Some more thoughts:
  • "Los Muertos" was written by Alan Page and directed by Deborah Chow.
  • Ofelia reveals that she almost got married once. If that moment was what the show thinks qualifies as a character development, it is sadly very mistaken. All it does is reinforce the basic understanding of the character. She was incapable of living her life because of her parents. And now, she has to live on her own. Who will she become? That should be a compelling question. But it's not because the show is still way too focused on the past.
  • Ofelia understands why someone would decide to end things instead of continuing to survive. She has lost everything now. Alicia has suffered loss as well. But she still has her mother. Ofelia has nothing. That's why it's ominous when she disappears. But again, it's a hard moment to care about because she barely comes across as a character.
  • Alicia and Ofelia discover running water. Of all the characters who need a shower, Alicia is the only one who actually gets it. She didn't really need it - comparatively speaking. Plus, she'll probably need another one after she gets out of the current situation with the dead.
  • The Abigail is lost. That's just a minor detail. It happens solely to explain why Madison, Strand, Alicia and Ofelia simply don't flee to the sea again. That was an exciting and different new method for storytelling earlier this season. But now, it's more important that they spend time in a hotel instead.
  • The Abigail was an important part of the season too. So for the ship to just go missing feels like a disservice to what the vessel meant to this family this year. It represented home for this makeshift family despite the multiple issues it forced into conflict. It seems unlikely that we've seen the last of it.

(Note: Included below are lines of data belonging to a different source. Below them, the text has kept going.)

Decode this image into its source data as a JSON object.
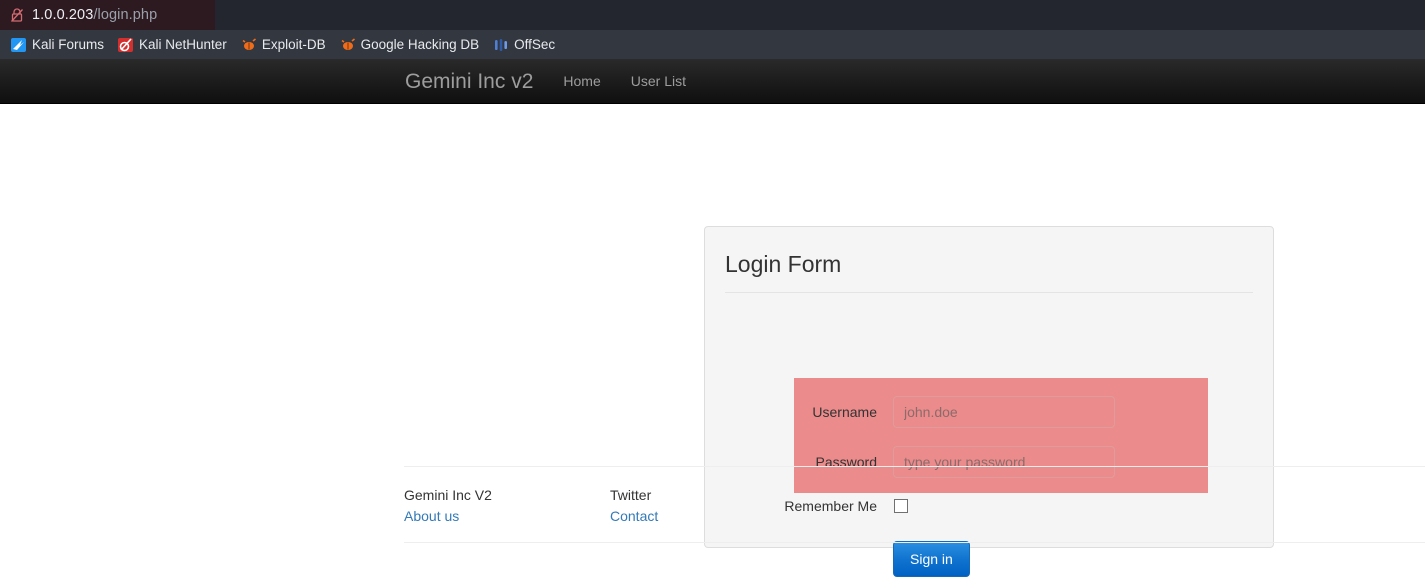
{
  "browser": {
    "tab": {
      "security_icon": "insecure-lock-icon",
      "url_host": "1.0.0.203",
      "url_path": "/login.php"
    },
    "bookmarks": [
      {
        "label": "Kali Forums",
        "icon": "kali-dragon-icon"
      },
      {
        "label": "Kali NetHunter",
        "icon": "kali-nethunter-icon"
      },
      {
        "label": "Exploit-DB",
        "icon": "exploit-db-icon"
      },
      {
        "label": "Google Hacking DB",
        "icon": "google-hacking-db-icon"
      },
      {
        "label": "OffSec",
        "icon": "offsec-icon"
      }
    ]
  },
  "navbar": {
    "brand": "Gemini Inc v2",
    "links": [
      {
        "label": "Home"
      },
      {
        "label": "User List"
      }
    ]
  },
  "login_panel": {
    "title": "Login Form",
    "username": {
      "label": "Username",
      "placeholder": "john.doe",
      "value": ""
    },
    "password": {
      "label": "Password",
      "placeholder": "type your password",
      "value": ""
    },
    "remember": {
      "label": "Remember Me",
      "checked": false
    },
    "submit_label": "Sign in",
    "highlight_color": "#eb8b8b"
  },
  "footer": {
    "columns": [
      {
        "heading": "Gemini Inc V2",
        "link": "About us"
      },
      {
        "heading": "Twitter",
        "link": "Contact"
      }
    ]
  },
  "colors": {
    "accent_blue": "#0061c3",
    "link_blue": "#337ab7",
    "navbar_dark": "#1b1b1b",
    "panel_bg": "#f5f5f5",
    "highlight_pink": "#eb8b8b"
  }
}
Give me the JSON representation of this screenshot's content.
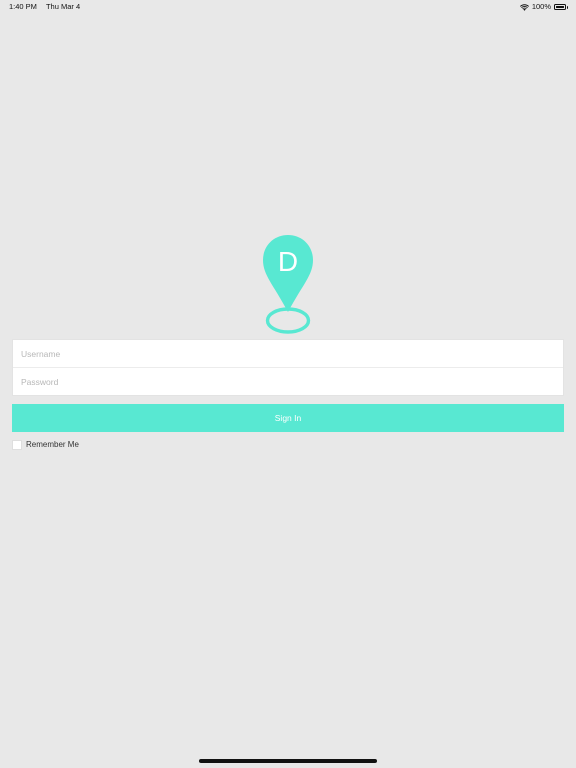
{
  "status_bar": {
    "time": "1:40 PM",
    "date": "Thu Mar 4",
    "battery_label": "100%",
    "wifi_icon": "wifi-icon",
    "battery_icon": "battery-full-icon"
  },
  "logo": {
    "letter": "D",
    "icon": "location-pin-icon",
    "color": "#58e8d2"
  },
  "form": {
    "username_placeholder": "Username",
    "username_value": "",
    "password_placeholder": "Password",
    "password_value": "",
    "sign_in_label": "Sign In",
    "remember_me_label": "Remember Me",
    "remember_me_checked": false
  },
  "colors": {
    "accent": "#58e8d2",
    "background": "#e8e8e8"
  }
}
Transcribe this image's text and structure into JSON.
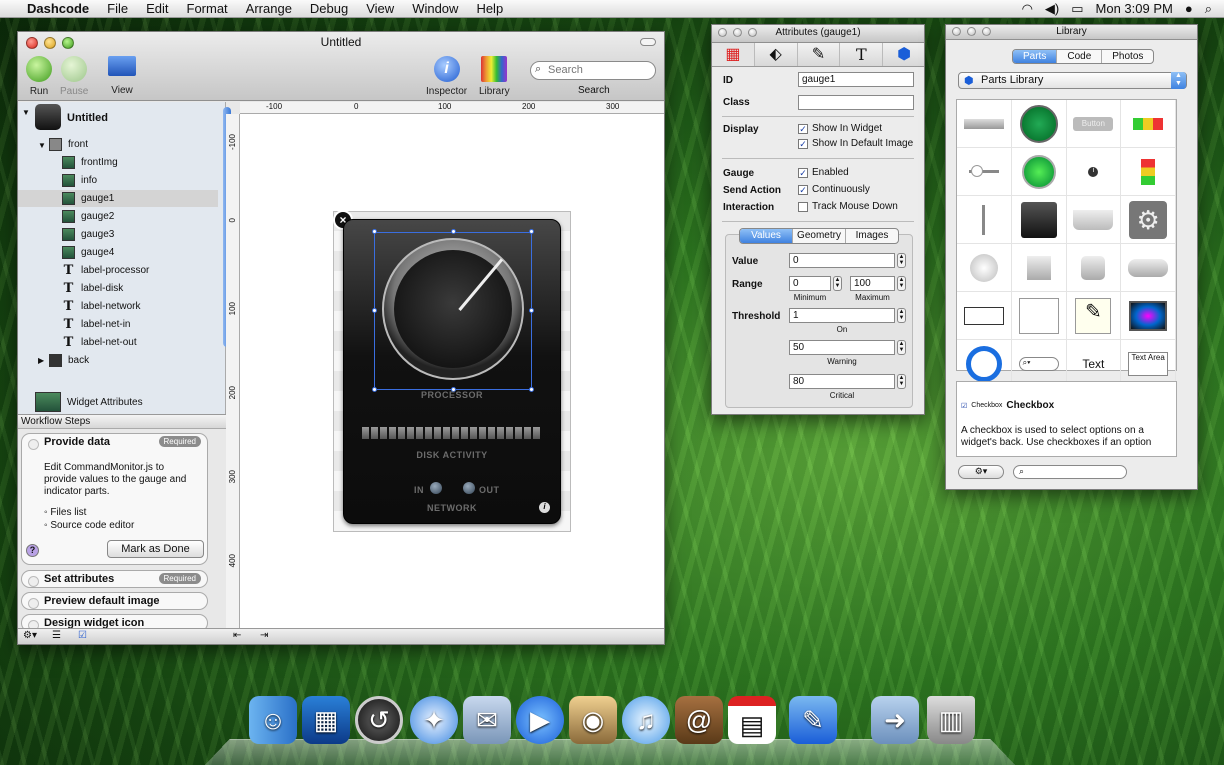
{
  "menubar": {
    "app": "Dashcode",
    "items": [
      "File",
      "Edit",
      "Format",
      "Arrange",
      "Debug",
      "View",
      "Window",
      "Help"
    ],
    "clock": "Mon 3:09 PM"
  },
  "main": {
    "title": "Untitled",
    "toolbar": {
      "run": "Run",
      "pause": "Pause",
      "view": "View",
      "inspector": "Inspector",
      "library": "Library",
      "search_placeholder": "Search",
      "search_label": "Search"
    },
    "tree": {
      "root": "Untitled",
      "front": "front",
      "items": [
        "frontImg",
        "info",
        "gauge1",
        "gauge2",
        "gauge3",
        "gauge4",
        "label-processor",
        "label-disk",
        "label-network",
        "label-net-in",
        "label-net-out"
      ],
      "back": "back",
      "widget_attributes": "Widget Attributes"
    },
    "workflow": {
      "header": "Workflow Steps",
      "step1_title": "Provide data",
      "required": "Required",
      "step1_desc": "Edit CommandMonitor.js to provide values to the gauge and indicator parts.",
      "link1": "Files list",
      "link2": "Source code editor",
      "mark_done": "Mark as Done",
      "step2": "Set attributes",
      "step3": "Preview default image",
      "step4": "Design widget icon"
    },
    "ruler_h": [
      "-100",
      "0",
      "100",
      "200",
      "300"
    ],
    "ruler_v": [
      "-100",
      "0",
      "100",
      "200",
      "300",
      "400"
    ],
    "widget": {
      "processor": "PROCESSOR",
      "disk": "DISK ACTIVITY",
      "in": "IN",
      "out": "OUT",
      "network": "NETWORK"
    }
  },
  "attrs": {
    "title": "Attributes (gauge1)",
    "id_label": "ID",
    "id_value": "gauge1",
    "class_label": "Class",
    "class_value": "",
    "display_label": "Display",
    "show_widget": "Show In Widget",
    "show_default": "Show In Default Image",
    "gauge_label": "Gauge",
    "enabled": "Enabled",
    "send_label": "Send Action",
    "continuously": "Continuously",
    "interaction_label": "Interaction",
    "track": "Track Mouse Down",
    "tabs": [
      "Values",
      "Geometry",
      "Images"
    ],
    "value_label": "Value",
    "value": "0",
    "range_label": "Range",
    "min": "0",
    "max": "100",
    "min_cap": "Minimum",
    "max_cap": "Maximum",
    "threshold_label": "Threshold",
    "on": "1",
    "on_cap": "On",
    "warning": "50",
    "warning_cap": "Warning",
    "critical": "80",
    "critical_cap": "Critical"
  },
  "library": {
    "title": "Library",
    "tabs": [
      "Parts",
      "Code",
      "Photos"
    ],
    "popup": "Parts Library",
    "button_cell": "Button",
    "text_cell": "Text",
    "textarea_cell": "Text Area",
    "desc_title": "Checkbox",
    "desc_small": "Checkbox",
    "desc": "A checkbox is used to select options on a widget's back. Use checkboxes if an option"
  },
  "colors": {
    "accent": "#3f82e0",
    "desktop": "#2f7d22"
  }
}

  • The dead falling out of hotel rooms and crashing to the ground below only to get up again was a pretty cool visual at least.